San Jose church is only a couple of blocks SE and was originally constructed in 1751. It was once used as a jail for indigenous rebels in the late 1800s, then rebuilt to its current glory in 1917 by Franciscan friars.
In the NW corner of the city we found San Juan church, built in 1625. The original train station is only a block away, a park is directly in front and a bustling market is right around the corner. It looks and feels like a second city centre.
4 blocks south is the El Calvario church. It was built in the early 18th century by the Mayorga family and looks brand new compared to most of the other churches.
Backtracking a little bit we walked 4 blocks NW to La Recolección church. Construction started in 1786. It is considered by most to be the most beautiful church in the city and is found in a number of tourist brochures and websites that feature pictures of this church instead of the main church La Cathedral de Leon.
Our last church of the day was Church La Merced constructed in 1762. It is home to Leon’s patron saint, La Virgen de La Merced.
The next day we went to the beach but we stopped to take in a few churches on our way home. Our first stop was one of the most interesting churches in the city. It is the oldest church and is located in the barrio Sutiaba. Sutiaba was its own village before Leon relocated a kilometre East. Now it is just another neighborhood of Leon. This church was built in 1530 and features artwork and symbols that pay homage to deities predating the Spanish conquest.
Just 2 blocks east lies Ermita de San Pedro constructed in 1706. It is a very plain church that is only adorned with three brick crosses.
Our longest walk between churches so far took us 8 blocks NE to the Zaragoza church constructed in the late 19th century. It is by far the most Gothic looking church that would make a perfect backdrop for any vampire movie. It was fitting that we arrived here as the sun was going down.
Day 3 of our quest left us with only 5 more churches. We started close to home with the San Francisco church dating back to 1639. It is one of the oldest churches in the city and a national heritage site.
San Juan de Dios is only a block and a half directly south. It was build in 1625 and is one of the least impressive from the outside but the inside is considered one of the most beautiful.
4 blocks SW brings us to Laborio church. It was constructed some time in the 17th century but the exact dates seem to be unknown.
San Sebastian church is 4 blocks east was built in the late 17th century and rebuilt in the late 18th century only to be bombed in 1979 during the siege of Leon. It was constructed of adobe so it did not fare nearly as well as the churches built of brick and stone.

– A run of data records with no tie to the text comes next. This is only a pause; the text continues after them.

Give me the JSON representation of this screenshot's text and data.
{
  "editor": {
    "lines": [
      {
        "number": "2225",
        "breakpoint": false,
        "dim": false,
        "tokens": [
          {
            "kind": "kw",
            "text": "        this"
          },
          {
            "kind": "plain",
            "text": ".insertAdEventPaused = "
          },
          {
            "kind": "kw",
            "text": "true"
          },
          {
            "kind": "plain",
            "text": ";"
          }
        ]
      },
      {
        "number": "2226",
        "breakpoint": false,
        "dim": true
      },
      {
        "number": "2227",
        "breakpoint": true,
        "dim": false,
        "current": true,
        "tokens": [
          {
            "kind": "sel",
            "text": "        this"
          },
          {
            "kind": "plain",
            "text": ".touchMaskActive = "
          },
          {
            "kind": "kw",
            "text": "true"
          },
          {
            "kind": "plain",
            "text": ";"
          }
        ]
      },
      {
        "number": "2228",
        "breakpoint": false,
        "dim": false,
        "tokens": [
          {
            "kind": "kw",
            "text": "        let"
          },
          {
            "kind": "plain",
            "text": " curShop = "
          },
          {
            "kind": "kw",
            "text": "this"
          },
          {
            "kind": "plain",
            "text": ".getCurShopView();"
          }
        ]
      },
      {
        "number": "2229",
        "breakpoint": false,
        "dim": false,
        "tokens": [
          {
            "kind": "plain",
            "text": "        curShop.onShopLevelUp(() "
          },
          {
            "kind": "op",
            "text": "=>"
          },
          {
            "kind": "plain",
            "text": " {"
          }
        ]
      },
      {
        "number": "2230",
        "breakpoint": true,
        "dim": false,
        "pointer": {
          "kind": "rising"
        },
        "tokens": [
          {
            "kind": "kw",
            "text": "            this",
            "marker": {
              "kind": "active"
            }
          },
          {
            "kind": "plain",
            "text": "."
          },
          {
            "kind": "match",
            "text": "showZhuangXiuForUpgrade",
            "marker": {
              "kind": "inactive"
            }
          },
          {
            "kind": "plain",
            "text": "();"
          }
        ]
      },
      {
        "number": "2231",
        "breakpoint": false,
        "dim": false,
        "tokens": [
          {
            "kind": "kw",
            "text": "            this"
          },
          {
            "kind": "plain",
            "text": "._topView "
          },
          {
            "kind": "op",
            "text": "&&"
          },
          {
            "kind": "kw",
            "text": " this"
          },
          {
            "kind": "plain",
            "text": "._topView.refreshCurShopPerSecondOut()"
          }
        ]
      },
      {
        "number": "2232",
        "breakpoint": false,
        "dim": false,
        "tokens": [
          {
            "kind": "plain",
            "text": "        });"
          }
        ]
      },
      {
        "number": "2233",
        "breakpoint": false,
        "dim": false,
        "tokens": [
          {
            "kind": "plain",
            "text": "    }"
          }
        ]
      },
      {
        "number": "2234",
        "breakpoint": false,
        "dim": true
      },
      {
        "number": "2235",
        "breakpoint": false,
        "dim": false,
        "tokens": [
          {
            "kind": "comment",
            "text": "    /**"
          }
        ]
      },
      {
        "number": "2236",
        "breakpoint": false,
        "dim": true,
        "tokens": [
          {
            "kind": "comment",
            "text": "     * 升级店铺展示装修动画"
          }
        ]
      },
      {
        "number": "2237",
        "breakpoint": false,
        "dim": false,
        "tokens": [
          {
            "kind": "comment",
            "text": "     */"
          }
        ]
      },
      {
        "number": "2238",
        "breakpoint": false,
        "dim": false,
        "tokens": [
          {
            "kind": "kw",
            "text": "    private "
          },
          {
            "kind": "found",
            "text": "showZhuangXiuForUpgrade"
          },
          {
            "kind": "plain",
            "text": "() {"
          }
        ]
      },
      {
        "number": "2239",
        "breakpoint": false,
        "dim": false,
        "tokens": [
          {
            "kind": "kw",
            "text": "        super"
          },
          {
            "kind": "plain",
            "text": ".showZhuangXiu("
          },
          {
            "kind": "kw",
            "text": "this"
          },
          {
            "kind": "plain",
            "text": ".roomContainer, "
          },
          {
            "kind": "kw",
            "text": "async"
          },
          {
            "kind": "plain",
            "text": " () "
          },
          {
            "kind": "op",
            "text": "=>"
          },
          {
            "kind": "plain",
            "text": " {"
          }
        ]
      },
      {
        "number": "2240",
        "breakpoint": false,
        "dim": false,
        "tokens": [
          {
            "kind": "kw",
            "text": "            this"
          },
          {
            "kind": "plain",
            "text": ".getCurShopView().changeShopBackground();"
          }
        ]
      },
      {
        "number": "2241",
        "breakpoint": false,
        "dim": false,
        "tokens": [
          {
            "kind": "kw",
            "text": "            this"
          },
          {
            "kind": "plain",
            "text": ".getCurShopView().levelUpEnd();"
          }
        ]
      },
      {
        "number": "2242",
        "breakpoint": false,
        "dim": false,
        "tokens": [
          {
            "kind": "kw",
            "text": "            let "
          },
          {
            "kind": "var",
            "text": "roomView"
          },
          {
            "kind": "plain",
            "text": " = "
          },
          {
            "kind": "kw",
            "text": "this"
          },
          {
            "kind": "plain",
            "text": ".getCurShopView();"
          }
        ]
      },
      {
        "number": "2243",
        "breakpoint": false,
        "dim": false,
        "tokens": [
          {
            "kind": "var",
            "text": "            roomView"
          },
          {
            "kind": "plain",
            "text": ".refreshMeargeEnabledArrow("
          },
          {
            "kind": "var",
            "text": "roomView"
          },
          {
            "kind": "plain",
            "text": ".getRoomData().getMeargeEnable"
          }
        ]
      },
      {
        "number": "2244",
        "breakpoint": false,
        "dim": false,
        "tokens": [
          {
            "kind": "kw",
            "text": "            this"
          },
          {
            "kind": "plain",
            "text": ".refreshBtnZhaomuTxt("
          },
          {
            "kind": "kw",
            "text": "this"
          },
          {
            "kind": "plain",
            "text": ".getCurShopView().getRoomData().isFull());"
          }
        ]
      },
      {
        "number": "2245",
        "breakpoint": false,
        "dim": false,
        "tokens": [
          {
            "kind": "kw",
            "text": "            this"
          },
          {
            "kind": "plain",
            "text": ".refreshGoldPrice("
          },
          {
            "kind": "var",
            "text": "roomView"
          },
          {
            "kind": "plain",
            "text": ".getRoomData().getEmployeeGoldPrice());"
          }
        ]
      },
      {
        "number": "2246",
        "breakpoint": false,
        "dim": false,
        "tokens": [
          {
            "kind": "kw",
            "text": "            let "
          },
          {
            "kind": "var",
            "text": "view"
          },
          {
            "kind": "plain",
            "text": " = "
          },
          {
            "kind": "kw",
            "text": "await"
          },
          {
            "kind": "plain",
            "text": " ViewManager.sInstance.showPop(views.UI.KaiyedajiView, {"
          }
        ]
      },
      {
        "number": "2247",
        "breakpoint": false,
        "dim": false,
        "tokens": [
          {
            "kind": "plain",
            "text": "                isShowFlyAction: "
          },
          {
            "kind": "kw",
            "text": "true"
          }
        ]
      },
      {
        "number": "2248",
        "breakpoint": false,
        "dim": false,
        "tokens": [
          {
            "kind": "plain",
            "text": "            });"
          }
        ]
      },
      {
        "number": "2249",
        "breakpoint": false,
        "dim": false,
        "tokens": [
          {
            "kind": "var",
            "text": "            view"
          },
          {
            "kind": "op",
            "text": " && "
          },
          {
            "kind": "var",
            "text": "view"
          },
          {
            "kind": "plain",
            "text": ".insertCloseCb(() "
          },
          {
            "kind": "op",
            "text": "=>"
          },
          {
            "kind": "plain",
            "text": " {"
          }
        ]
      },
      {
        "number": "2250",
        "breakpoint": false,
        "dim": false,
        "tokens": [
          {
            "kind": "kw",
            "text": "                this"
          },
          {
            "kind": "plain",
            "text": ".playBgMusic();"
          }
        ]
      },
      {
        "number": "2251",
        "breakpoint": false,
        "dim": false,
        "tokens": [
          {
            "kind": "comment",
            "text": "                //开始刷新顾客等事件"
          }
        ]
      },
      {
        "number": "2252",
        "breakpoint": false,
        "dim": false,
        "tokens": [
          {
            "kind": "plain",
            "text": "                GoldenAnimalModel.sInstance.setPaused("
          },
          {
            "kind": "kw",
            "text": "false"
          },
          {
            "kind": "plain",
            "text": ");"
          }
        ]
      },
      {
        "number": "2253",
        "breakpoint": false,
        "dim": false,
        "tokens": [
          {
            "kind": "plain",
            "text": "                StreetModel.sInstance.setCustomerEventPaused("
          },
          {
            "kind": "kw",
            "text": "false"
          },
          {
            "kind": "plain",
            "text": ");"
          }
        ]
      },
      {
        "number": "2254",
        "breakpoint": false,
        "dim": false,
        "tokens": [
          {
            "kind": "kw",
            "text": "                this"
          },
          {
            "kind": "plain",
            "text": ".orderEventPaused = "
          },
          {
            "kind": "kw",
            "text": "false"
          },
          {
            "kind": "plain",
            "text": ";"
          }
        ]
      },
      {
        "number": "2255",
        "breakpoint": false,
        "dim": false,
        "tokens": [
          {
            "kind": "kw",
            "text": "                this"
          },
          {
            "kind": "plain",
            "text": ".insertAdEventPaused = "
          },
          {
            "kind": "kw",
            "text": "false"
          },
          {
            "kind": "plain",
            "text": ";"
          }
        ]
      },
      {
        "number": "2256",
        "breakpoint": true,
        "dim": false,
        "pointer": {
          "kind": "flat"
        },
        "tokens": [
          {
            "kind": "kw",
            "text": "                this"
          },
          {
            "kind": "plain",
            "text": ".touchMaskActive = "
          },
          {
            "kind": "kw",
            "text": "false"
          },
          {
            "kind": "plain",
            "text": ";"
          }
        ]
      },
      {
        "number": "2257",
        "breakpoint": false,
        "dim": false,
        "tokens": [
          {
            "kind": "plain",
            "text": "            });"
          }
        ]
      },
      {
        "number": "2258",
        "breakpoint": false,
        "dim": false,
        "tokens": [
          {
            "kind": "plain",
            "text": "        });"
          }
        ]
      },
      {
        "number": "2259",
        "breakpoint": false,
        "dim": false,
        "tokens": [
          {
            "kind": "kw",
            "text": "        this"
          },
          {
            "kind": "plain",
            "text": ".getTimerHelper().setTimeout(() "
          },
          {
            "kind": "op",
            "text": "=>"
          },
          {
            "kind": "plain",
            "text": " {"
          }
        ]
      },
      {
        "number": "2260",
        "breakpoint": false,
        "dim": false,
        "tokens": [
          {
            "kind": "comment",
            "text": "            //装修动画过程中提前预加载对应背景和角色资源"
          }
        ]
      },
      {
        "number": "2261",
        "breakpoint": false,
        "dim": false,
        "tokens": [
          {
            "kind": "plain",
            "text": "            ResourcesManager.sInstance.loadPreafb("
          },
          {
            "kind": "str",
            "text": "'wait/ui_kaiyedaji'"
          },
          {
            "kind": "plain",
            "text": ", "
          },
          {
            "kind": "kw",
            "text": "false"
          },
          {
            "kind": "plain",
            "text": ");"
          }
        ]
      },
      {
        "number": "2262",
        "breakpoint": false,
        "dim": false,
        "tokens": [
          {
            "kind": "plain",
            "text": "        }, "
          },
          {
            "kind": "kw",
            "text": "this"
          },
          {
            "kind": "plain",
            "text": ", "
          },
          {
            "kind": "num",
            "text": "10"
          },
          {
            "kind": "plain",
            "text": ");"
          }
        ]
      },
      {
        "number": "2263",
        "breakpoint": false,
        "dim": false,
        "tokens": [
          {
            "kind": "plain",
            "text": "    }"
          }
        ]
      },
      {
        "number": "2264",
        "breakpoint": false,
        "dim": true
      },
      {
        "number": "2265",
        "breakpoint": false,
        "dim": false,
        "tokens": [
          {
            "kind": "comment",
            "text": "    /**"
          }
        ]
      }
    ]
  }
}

With our mission nearly complete we strolled 4 blocks south to Guadalupe church. It is unique for two reasons. It is the only church on this side of the river and it is the only church oriented north to south. Maybe the compasses were all broken in 1743.
…and this friends concludes our church mission.
Have a mission for us? Send us an email; we’d be happy to take on the challenge!